EugenCiceroPhoenixFCWhat made Cicero unique? To my ears it is one single thing: Cicero, when compared to the few others whose fusion of jazz and classical music put them on the map, is simply more authentic. When compared to Jacques Loussier, for example, Cicero seemed to approach things with a jazz heart, instead of imposing jazz on classical or traditional material. Cicero quotes classical elements and uses them as decoration or transitional elements, but they rarely become or stay the main focus of his music. I think the third disc in the set shows that best when he rolls out madly swinging traditionals, effortlessly switching between a classical approach and a pure jazz one. Often he uses his brilliantly pearly right-hand runs to segue into a rock-solid triplet feel. Cicero had a passion for jazz and it can be witnessed all throughout his oeuvre. (Volkher Hoffmann)

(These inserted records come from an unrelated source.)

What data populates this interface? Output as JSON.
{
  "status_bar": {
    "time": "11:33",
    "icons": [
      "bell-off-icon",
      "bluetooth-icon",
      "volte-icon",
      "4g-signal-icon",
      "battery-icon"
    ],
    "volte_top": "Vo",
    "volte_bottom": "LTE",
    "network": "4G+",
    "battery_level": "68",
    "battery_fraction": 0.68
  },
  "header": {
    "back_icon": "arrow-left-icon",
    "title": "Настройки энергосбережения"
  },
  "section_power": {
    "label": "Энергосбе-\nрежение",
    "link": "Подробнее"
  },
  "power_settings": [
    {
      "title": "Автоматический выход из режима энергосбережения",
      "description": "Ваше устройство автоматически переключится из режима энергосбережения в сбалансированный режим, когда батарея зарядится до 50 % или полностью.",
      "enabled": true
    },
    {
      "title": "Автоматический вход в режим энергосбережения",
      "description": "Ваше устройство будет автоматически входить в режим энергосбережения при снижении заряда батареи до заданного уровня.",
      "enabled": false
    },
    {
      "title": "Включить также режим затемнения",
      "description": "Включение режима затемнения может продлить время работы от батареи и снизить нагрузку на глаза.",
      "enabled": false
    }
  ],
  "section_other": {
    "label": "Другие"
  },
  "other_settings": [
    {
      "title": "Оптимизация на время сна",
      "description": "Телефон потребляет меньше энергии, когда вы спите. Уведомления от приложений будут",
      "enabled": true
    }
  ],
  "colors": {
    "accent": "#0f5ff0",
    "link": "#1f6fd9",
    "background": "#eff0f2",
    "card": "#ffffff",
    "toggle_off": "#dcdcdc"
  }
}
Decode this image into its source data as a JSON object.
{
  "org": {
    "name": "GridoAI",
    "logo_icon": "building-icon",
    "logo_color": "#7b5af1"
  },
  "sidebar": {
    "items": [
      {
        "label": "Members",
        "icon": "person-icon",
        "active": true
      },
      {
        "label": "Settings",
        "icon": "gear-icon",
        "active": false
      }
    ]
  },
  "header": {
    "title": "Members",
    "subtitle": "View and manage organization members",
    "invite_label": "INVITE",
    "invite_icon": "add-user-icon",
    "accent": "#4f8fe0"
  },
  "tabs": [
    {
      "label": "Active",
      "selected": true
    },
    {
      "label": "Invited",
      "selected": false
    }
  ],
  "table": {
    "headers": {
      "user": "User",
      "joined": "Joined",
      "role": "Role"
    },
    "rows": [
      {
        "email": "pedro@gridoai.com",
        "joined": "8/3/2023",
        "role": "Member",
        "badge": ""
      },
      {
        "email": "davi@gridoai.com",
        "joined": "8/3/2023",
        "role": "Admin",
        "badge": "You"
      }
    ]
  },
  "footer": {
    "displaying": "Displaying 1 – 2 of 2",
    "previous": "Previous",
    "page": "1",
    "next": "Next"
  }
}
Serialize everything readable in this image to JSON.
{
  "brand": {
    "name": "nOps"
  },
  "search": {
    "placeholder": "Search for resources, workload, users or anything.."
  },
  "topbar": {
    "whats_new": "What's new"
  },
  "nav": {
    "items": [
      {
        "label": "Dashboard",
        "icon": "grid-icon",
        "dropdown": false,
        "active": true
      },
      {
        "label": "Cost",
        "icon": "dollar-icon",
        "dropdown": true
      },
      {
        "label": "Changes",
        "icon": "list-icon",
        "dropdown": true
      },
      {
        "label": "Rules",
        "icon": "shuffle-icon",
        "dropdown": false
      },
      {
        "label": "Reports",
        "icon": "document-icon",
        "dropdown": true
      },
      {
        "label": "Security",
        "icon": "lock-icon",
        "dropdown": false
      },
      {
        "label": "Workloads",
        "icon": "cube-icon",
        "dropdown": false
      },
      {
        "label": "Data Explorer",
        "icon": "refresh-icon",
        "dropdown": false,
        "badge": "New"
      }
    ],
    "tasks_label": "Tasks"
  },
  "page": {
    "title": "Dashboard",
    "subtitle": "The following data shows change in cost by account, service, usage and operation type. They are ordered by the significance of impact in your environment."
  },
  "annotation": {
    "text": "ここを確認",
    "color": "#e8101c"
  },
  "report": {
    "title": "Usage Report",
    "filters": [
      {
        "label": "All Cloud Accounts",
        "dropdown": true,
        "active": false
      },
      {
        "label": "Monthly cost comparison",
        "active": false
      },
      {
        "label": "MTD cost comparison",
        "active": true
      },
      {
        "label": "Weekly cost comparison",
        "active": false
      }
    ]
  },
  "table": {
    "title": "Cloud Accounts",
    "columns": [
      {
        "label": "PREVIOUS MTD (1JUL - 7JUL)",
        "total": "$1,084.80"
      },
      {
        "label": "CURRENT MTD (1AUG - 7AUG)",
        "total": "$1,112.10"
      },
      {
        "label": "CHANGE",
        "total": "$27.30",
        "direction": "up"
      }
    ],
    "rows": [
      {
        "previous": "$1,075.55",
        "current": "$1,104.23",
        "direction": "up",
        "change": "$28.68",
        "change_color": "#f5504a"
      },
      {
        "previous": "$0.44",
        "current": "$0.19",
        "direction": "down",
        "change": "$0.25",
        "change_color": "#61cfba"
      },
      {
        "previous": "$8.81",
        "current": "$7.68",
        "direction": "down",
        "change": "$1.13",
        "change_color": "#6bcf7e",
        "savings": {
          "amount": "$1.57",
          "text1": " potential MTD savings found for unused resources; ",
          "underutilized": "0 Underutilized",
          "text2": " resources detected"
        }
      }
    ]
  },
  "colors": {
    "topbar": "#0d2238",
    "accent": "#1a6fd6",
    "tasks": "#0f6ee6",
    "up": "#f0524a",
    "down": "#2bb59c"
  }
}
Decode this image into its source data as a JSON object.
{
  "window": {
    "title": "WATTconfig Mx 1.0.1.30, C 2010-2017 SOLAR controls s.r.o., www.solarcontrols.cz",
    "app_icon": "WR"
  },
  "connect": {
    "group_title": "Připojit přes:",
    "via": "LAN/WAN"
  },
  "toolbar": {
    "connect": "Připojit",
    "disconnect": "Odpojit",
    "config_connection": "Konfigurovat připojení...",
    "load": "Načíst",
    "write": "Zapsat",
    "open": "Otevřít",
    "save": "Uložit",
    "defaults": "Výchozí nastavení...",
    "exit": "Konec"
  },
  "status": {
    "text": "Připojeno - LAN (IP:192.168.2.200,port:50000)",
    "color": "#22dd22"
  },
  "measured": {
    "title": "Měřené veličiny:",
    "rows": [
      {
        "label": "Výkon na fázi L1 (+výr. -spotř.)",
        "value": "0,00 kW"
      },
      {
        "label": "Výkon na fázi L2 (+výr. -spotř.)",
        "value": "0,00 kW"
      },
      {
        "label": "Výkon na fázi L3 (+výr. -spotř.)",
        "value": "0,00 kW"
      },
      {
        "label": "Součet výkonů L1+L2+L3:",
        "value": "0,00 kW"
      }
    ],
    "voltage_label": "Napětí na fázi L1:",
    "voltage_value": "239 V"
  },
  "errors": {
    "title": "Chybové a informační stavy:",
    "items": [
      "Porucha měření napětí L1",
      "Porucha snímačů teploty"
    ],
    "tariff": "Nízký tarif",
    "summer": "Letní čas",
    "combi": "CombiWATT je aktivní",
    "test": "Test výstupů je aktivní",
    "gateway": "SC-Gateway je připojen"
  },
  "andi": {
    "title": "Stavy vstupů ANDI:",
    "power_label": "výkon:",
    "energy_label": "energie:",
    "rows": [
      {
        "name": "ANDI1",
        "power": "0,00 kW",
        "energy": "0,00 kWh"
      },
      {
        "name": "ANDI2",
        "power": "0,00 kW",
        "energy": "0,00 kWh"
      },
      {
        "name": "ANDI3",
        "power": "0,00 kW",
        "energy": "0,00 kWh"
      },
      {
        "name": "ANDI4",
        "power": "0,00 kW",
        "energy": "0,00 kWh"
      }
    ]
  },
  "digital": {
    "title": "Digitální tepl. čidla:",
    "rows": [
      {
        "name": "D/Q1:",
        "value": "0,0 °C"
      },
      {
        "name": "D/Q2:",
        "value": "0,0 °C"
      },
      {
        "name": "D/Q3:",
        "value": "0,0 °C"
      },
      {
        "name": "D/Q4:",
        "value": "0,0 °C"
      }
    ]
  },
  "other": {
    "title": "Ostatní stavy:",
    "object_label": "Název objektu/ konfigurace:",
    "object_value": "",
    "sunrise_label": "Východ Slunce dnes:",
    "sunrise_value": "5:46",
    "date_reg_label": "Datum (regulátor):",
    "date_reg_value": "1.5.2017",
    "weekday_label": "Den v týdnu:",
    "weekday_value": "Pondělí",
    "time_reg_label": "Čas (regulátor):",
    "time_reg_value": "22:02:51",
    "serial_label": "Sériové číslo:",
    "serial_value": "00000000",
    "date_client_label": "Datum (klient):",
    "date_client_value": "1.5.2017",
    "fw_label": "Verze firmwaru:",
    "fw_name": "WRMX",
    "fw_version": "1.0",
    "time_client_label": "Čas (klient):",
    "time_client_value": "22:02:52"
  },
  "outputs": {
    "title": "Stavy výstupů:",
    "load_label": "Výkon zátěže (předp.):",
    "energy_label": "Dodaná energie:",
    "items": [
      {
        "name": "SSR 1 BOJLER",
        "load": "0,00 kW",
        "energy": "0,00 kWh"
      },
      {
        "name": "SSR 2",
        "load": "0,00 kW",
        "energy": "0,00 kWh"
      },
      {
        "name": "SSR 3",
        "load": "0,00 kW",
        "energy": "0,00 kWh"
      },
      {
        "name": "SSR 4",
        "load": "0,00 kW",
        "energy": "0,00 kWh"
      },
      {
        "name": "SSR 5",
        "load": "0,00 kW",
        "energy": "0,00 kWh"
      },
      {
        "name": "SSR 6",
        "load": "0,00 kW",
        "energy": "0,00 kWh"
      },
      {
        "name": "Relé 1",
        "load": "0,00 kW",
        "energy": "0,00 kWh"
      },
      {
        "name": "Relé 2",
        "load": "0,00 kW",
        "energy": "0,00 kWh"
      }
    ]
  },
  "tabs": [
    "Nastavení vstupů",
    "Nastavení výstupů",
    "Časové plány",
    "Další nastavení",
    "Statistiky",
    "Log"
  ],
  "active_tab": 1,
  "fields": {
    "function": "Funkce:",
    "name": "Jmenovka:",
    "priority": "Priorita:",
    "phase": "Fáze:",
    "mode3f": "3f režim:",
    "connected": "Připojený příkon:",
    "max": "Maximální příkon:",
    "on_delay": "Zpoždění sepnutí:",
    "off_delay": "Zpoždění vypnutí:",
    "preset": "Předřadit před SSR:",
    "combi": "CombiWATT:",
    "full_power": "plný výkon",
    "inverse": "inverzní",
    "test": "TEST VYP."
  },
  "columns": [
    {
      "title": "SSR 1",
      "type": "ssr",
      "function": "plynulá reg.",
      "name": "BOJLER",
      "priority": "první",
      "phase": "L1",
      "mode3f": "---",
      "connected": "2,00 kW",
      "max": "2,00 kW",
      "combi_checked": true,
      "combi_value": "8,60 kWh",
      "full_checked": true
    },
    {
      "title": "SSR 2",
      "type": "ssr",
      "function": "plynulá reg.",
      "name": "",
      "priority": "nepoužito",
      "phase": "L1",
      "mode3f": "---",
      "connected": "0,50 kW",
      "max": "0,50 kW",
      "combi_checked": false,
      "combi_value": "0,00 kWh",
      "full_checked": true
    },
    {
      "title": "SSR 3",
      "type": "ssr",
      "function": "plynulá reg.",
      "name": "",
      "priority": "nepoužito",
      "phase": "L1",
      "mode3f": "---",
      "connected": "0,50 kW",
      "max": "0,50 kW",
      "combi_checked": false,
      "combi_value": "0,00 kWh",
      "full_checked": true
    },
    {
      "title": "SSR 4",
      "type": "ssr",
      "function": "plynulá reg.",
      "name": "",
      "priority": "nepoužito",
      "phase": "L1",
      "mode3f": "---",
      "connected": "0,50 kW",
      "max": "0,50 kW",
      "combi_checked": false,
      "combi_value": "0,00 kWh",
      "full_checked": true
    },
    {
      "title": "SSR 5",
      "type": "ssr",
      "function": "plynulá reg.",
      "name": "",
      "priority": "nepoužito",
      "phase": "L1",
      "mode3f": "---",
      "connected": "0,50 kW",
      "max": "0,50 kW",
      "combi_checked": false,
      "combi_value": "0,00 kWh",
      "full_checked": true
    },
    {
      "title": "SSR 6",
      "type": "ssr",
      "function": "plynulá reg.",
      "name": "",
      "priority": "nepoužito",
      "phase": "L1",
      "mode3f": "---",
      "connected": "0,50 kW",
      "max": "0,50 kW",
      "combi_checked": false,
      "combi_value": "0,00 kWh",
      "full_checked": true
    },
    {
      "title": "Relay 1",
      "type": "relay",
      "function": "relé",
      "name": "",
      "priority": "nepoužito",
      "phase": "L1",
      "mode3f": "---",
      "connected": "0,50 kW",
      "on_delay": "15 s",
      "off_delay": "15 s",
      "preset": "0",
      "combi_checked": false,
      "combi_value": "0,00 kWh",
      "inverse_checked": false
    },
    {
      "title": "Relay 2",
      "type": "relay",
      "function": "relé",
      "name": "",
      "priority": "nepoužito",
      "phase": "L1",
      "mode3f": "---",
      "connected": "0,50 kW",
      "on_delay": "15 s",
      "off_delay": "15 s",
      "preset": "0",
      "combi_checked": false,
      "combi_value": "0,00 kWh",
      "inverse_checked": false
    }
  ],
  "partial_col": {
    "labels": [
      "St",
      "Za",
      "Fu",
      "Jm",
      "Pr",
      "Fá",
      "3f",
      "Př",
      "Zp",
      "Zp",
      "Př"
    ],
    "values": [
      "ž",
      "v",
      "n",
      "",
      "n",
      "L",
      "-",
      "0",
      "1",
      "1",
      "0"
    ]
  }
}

This album is a unique example of the brilliant music of Eugen Cicero.

Pege Aladar (bass)
Eugen Cicero (piano)
Ringo Hirth (drums)

01. Cicero’s Traviata (Verdi/Cicero) 4.35
02. Cicero’s Albinoni Agagio (Albinoni/Cicero) 4.38
03. Cicero’s Puccini  (Puccini/Cicero) 4.33
04. Cicero’s Rachmaninoff  (Rachmaninoff/Cicero) 4.10
05. Cicero’s Nutcracker (Tchaikovsky/Cicerto) 4.34
06. Sunny (Heble)
07. Cicero’s Brahms Symphonie (Brahms) 3.40
08. Cicero’s Chopin Nocturne (Chopin/Cicero) 4.15
09. Rhapsody In Blue (Gershwin/Cicero) 5.06
10. Cicero’s Swinging Mascagni (Mascagni/Cicero) 5.20
11. Autumn Leaves (Cosma)  5.04
12. Cicero’s Mozart Concerto (Mozart/Cicero) 4.31
13. Träumerei (Schumann/Cicero) 4.01
14. Someday My Prince Will Come (Churchill) 3.02